RECORDED DATA:

==============================

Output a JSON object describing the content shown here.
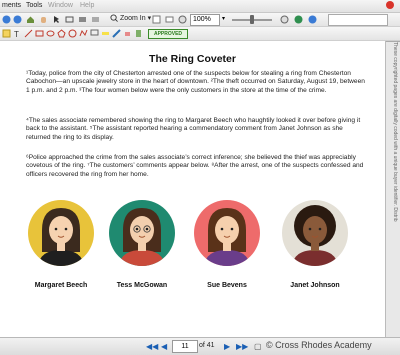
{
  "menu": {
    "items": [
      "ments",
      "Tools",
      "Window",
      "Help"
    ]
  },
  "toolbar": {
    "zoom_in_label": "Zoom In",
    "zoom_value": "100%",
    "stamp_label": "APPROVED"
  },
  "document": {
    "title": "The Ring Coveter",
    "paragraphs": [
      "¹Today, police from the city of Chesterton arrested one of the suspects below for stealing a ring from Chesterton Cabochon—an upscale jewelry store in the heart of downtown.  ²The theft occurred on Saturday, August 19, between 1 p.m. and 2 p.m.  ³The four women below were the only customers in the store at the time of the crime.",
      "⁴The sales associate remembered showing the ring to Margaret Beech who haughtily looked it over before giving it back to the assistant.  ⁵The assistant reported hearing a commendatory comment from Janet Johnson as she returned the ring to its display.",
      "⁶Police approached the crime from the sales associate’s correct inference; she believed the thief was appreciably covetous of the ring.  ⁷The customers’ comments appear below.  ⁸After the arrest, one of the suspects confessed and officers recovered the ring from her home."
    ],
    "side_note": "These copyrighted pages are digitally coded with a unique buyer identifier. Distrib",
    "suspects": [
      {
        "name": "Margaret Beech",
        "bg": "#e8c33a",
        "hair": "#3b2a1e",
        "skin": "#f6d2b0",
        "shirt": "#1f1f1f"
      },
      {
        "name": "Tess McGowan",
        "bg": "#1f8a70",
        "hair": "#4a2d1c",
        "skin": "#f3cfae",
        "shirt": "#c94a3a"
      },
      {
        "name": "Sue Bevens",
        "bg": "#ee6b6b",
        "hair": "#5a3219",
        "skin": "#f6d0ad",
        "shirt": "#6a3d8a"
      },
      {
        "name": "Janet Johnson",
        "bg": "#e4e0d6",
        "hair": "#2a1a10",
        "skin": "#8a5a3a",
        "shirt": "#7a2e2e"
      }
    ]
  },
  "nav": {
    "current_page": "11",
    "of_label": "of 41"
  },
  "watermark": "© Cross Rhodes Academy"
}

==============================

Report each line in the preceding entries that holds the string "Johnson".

      "⁴The sales associate remembered showing the ring to Margaret Beech who haughtily looked it over before giving it back to the assistant.  ⁵The assistant reported hearing a commendatory comment from Janet Johnson as she returned the ring to its display.",
        "name": "Janet Johnson",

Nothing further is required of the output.